§ Required work
Would you copy the listing below exactly, keeping the pictures out?

§ Dataset extract
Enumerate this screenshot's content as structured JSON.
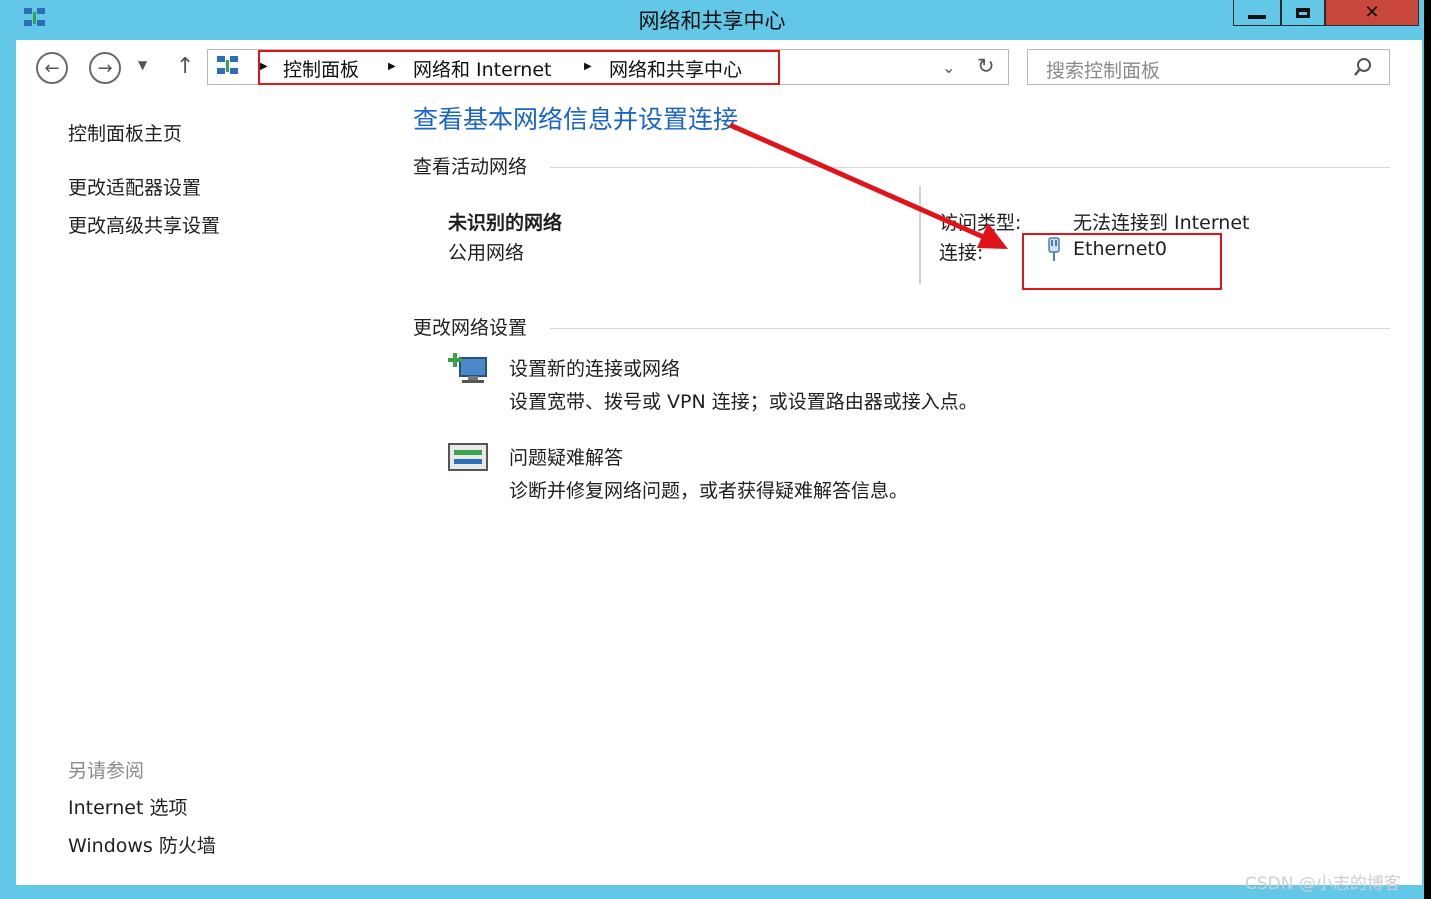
{
  "window": {
    "title": "网络和共享中心",
    "controls": [
      "minimize-icon",
      "maximize-icon",
      "close-icon"
    ]
  },
  "nav": {
    "breadcrumb": [
      "控制面板",
      "网络和 Internet",
      "网络和共享中心"
    ],
    "search_placeholder": "搜索控制面板"
  },
  "sidebar": {
    "items": [
      "控制面板主页",
      "更改适配器设置",
      "更改高级共享设置"
    ],
    "see_also_title": "另请参阅",
    "see_also": [
      "Internet 选项",
      "Windows 防火墙"
    ]
  },
  "main": {
    "heading": "查看基本网络信息并设置连接",
    "active_networks_title": "查看活动网络",
    "network": {
      "name": "未识别的网络",
      "type": "公用网络",
      "access_type_label": "访问类型:",
      "access_type_value": "无法连接到 Internet",
      "connections_label": "连接:",
      "connection_name": "Ethernet0"
    },
    "change_settings_title": "更改网络设置",
    "tasks": [
      {
        "title": "设置新的连接或网络",
        "desc": "设置宽带、拨号或 VPN 连接；或设置路由器或接入点。"
      },
      {
        "title": "问题疑难解答",
        "desc": "诊断并修复网络问题，或者获得疑难解答信息。"
      }
    ]
  },
  "watermark": "CSDN @小志的博客",
  "colors": {
    "titlebar": "#63c7e8",
    "link": "#1a64c8",
    "annotation": "#e1141b"
  }
}
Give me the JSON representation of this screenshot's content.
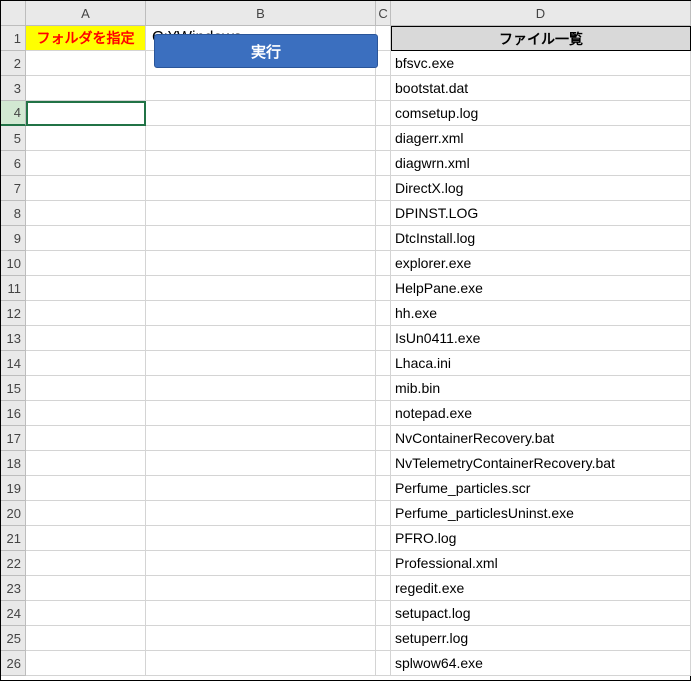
{
  "columns": [
    "A",
    "B",
    "C",
    "D"
  ],
  "rowCount": 26,
  "activeRow": 4,
  "labels": {
    "folderLabel": "フォルダを指定",
    "folderPath": "C:¥Windows",
    "fileListHeader": "ファイル一覧",
    "execButton": "実行"
  },
  "files": [
    "bfsvc.exe",
    "bootstat.dat",
    "comsetup.log",
    "diagerr.xml",
    "diagwrn.xml",
    "DirectX.log",
    "DPINST.LOG",
    "DtcInstall.log",
    "explorer.exe",
    "HelpPane.exe",
    "hh.exe",
    "IsUn0411.exe",
    "Lhaca.ini",
    "mib.bin",
    "notepad.exe",
    "NvContainerRecovery.bat",
    "NvTelemetryContainerRecovery.bat",
    "Perfume_particles.scr",
    "Perfume_particlesUninst.exe",
    "PFRO.log",
    "Professional.xml",
    "regedit.exe",
    "setupact.log",
    "setuperr.log",
    "splwow64.exe"
  ]
}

§ Expected answer
Enumerate this screenshot's content as structured JSON.
{
  "window": {
    "title": "网络和共享中心",
    "controls": [
      "minimize-icon",
      "maximize-icon",
      "close-icon"
    ]
  },
  "nav": {
    "breadcrumb": [
      "控制面板",
      "网络和 Internet",
      "网络和共享中心"
    ],
    "search_placeholder": "搜索控制面板"
  },
  "sidebar": {
    "items": [
      "控制面板主页",
      "更改适配器设置",
      "更改高级共享设置"
    ],
    "see_also_title": "另请参阅",
    "see_also": [
      "Internet 选项",
      "Windows 防火墙"
    ]
  },
  "main": {
    "heading": "查看基本网络信息并设置连接",
    "active_networks_title": "查看活动网络",
    "network": {
      "name": "未识别的网络",
      "type": "公用网络",
      "access_type_label": "访问类型:",
      "access_type_value": "无法连接到 Internet",
      "connections_label": "连接:",
      "connection_name": "Ethernet0"
    },
    "change_settings_title": "更改网络设置",
    "tasks": [
      {
        "title": "设置新的连接或网络",
        "desc": "设置宽带、拨号或 VPN 连接；或设置路由器或接入点。"
      },
      {
        "title": "问题疑难解答",
        "desc": "诊断并修复网络问题，或者获得疑难解答信息。"
      }
    ]
  },
  "watermark": "CSDN @小志的博客",
  "colors": {
    "titlebar": "#63c7e8",
    "link": "#1a64c8",
    "annotation": "#e1141b"
  }
}
Give me the JSON representation of this screenshot's content.
{
  "columns": [
    "A",
    "B",
    "C",
    "D"
  ],
  "rowCount": 26,
  "activeRow": 4,
  "labels": {
    "folderLabel": "フォルダを指定",
    "folderPath": "C:¥Windows",
    "fileListHeader": "ファイル一覧",
    "execButton": "実行"
  },
  "files": [
    "bfsvc.exe",
    "bootstat.dat",
    "comsetup.log",
    "diagerr.xml",
    "diagwrn.xml",
    "DirectX.log",
    "DPINST.LOG",
    "DtcInstall.log",
    "explorer.exe",
    "HelpPane.exe",
    "hh.exe",
    "IsUn0411.exe",
    "Lhaca.ini",
    "mib.bin",
    "notepad.exe",
    "NvContainerRecovery.bat",
    "NvTelemetryContainerRecovery.bat",
    "Perfume_particles.scr",
    "Perfume_particlesUninst.exe",
    "PFRO.log",
    "Professional.xml",
    "regedit.exe",
    "setupact.log",
    "setuperr.log",
    "splwow64.exe"
  ]
}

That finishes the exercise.